The film nicely divides it’s time between the pressure Vincent has to finish the film, newly promiscuous E’s impending fatherhood with his former flame (Emmanuelle Chriqui, Fort Bliss), Drama’s insecurities as he struggles to get out of his famous siblings shadow, and uber-wealthy Turtle’s romantic pursuit of mixed martial artist turned actress Ronda Rousey (Furious 7, The Expendables 3). All four actors know these characters inside and out and the years between the series finale and the film hasn’t seemed to lessen their interest in taking things to the next level.

Piven, who nabbed three Emmys for the show, is the unquestionable star of the show. The actor has had his fair share of being put through the Hollywood wringer and maybe that’s the reason why he’s able to sink his teeth into Ari so well.

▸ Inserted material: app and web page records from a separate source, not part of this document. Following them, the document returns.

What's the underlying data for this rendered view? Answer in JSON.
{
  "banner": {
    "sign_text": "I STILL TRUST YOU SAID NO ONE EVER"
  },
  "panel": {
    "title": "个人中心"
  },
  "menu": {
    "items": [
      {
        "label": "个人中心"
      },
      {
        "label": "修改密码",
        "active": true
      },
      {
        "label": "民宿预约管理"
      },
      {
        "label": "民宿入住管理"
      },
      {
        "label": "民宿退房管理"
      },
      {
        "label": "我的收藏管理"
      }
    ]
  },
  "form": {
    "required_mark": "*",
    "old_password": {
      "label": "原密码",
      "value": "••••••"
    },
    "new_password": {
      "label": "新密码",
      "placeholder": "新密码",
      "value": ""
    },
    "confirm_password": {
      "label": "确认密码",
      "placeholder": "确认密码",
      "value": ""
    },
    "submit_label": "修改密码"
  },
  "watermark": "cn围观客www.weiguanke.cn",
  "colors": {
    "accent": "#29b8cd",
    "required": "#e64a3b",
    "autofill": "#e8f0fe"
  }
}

Short-tempered and hot under the collar, he’s especially amped up when he has to beg for more money for Hyde from the film’s financer, a deep-pocketed Texan (Billy Bob Thornton, The Judge, looking like a withered bobble head of his former self). When the Texan sends his nebbish son (Haley Joel Osment, Tusk, who has now completed his transformation into a Garbage Pail Kid) out to Hollywood to get a feel for the film, it causes a bunch of problems for Vincent, Ari, and the gang.

Though he hasn’t directed a feature film since 1998’s forgettable Kissing a Fool, Doug Ellin’s experience behind a camera on the Entourage series made him the right choice to write and direct…also helps that he’s the creator of the show. I liked that the film takes place almost entirely in the bright California sun and features a swell soundtrack that is easy on the ears. Though it does feel like a super-sized episode, it doesn’t feel like a quick cash-in on the popularity of the television show however it’s squarely targeted at fans…which can make the rest of us feel a little left out at times. That’s not the fault of the film, per se, and I’m not sure really what could have been done to fix that piece short of requiring viewing of the eight seasons before admission.

Better than I thought it would be, Entourage makes a solid bid for the attention of audiences that need a break from the bonkers mayhem of San Andreas, Mad Max: Fury Road, and Avengers: Age of Ultron. And after making it through the Pitch Perfect 2 festivities, men can hopefully get their girlfriends/wives to repay the favor and tag along to their Entourage party.